From the records below, return every line containing the word "content".

*SOURCE DATA:*
[Start of section]
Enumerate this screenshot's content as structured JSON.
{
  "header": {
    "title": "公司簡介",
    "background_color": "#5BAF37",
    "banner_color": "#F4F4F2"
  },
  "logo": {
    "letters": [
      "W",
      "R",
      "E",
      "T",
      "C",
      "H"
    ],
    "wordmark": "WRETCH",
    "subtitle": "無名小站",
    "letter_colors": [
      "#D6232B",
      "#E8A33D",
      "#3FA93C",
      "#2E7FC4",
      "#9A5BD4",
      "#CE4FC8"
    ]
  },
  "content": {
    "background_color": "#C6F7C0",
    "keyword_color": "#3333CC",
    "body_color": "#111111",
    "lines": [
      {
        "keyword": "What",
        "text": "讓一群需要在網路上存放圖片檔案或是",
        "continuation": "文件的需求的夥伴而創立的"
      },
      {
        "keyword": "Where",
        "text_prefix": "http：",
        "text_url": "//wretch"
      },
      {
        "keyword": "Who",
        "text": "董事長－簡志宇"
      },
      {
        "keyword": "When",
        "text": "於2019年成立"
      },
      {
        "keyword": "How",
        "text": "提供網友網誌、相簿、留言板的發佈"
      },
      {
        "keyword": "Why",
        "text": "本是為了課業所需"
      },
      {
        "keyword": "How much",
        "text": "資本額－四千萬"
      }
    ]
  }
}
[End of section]
*OUTPUT FOR THIS EXERCISE:*
Enumerate this screenshot's content as structured JSON.
  "content": {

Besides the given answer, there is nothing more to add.